**TASK STATEMENT**
Down to the last line, retype the records below exactly and skip the pictures.

**DATA FOR PROCESSING**
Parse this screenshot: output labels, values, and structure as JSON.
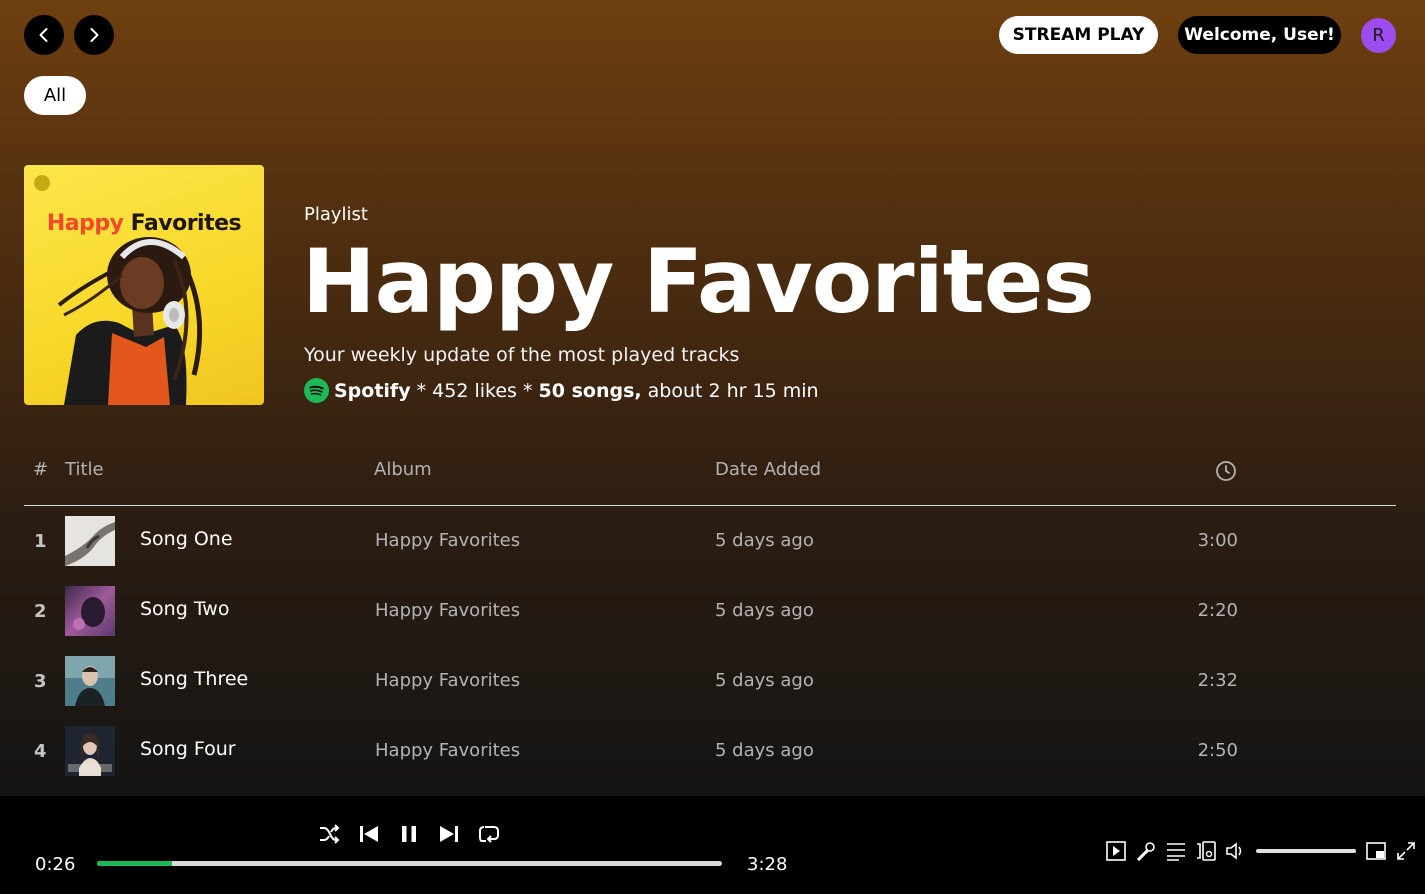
{
  "header": {
    "stream_play_label": "STREAM PLAY",
    "welcome_label": "Welcome, User!",
    "avatar_initial": "R"
  },
  "filters": {
    "all_label": "All"
  },
  "playlist": {
    "type_label": "Playlist",
    "title": "Happy Favorites",
    "cover_title_word1": "Happy",
    "cover_title_word2": "Favorites",
    "description": "Your weekly update of the most played tracks",
    "owner": "Spotify",
    "likes_text": " * 452 likes * ",
    "songs_text": "50 songs,",
    "duration_text": " about 2 hr 15 min"
  },
  "table": {
    "headers": {
      "num": "#",
      "title": "Title",
      "album": "Album",
      "date": "Date Added",
      "duration_icon": "clock-icon"
    },
    "rows": [
      {
        "num": "1",
        "title": "Song One",
        "album": "Happy Favorites",
        "date": "5 days ago",
        "duration": "3:00"
      },
      {
        "num": "2",
        "title": "Song Two",
        "album": "Happy Favorites",
        "date": "5 days ago",
        "duration": "2:20"
      },
      {
        "num": "3",
        "title": "Song Three",
        "album": "Happy Favorites",
        "date": "5 days ago",
        "duration": "2:32"
      },
      {
        "num": "4",
        "title": "Song Four",
        "album": "Happy Favorites",
        "date": "5 days ago",
        "duration": "2:50"
      }
    ]
  },
  "player": {
    "current_time": "0:26",
    "total_time": "3:28",
    "progress_fraction": 0.12,
    "volume_fraction": 1.0,
    "controls": [
      "shuffle-icon",
      "previous-icon",
      "pause-icon",
      "next-icon",
      "repeat-icon"
    ],
    "right_icons": [
      "now-playing-view-icon",
      "lyrics-icon",
      "queue-icon",
      "connect-device-icon",
      "volume-icon",
      "mini-player-icon",
      "fullscreen-icon"
    ]
  },
  "colors": {
    "accent": "#1db954",
    "avatar_bg": "#9d4cf0",
    "header_gradient_top": "#6e3f10",
    "cover_yellow": "#fde64a"
  }
}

**ANSWER SECTION**
Parse this screenshot: output labels, values, and structure as JSON.
{
  "header": {
    "stream_play_label": "STREAM PLAY",
    "welcome_label": "Welcome, User!",
    "avatar_initial": "R"
  },
  "filters": {
    "all_label": "All"
  },
  "playlist": {
    "type_label": "Playlist",
    "title": "Happy Favorites",
    "cover_title_word1": "Happy",
    "cover_title_word2": "Favorites",
    "description": "Your weekly update of the most played tracks",
    "owner": "Spotify",
    "likes_text": " * 452 likes * ",
    "songs_text": "50 songs,",
    "duration_text": " about 2 hr 15 min"
  },
  "table": {
    "headers": {
      "num": "#",
      "title": "Title",
      "album": "Album",
      "date": "Date Added",
      "duration_icon": "clock-icon"
    },
    "rows": [
      {
        "num": "1",
        "title": "Song One",
        "album": "Happy Favorites",
        "date": "5 days ago",
        "duration": "3:00"
      },
      {
        "num": "2",
        "title": "Song Two",
        "album": "Happy Favorites",
        "date": "5 days ago",
        "duration": "2:20"
      },
      {
        "num": "3",
        "title": "Song Three",
        "album": "Happy Favorites",
        "date": "5 days ago",
        "duration": "2:32"
      },
      {
        "num": "4",
        "title": "Song Four",
        "album": "Happy Favorites",
        "date": "5 days ago",
        "duration": "2:50"
      }
    ]
  },
  "player": {
    "current_time": "0:26",
    "total_time": "3:28",
    "progress_fraction": 0.12,
    "volume_fraction": 1.0,
    "controls": [
      "shuffle-icon",
      "previous-icon",
      "pause-icon",
      "next-icon",
      "repeat-icon"
    ],
    "right_icons": [
      "now-playing-view-icon",
      "lyrics-icon",
      "queue-icon",
      "connect-device-icon",
      "volume-icon",
      "mini-player-icon",
      "fullscreen-icon"
    ]
  },
  "colors": {
    "accent": "#1db954",
    "avatar_bg": "#9d4cf0",
    "header_gradient_top": "#6e3f10",
    "cover_yellow": "#fde64a"
  }
}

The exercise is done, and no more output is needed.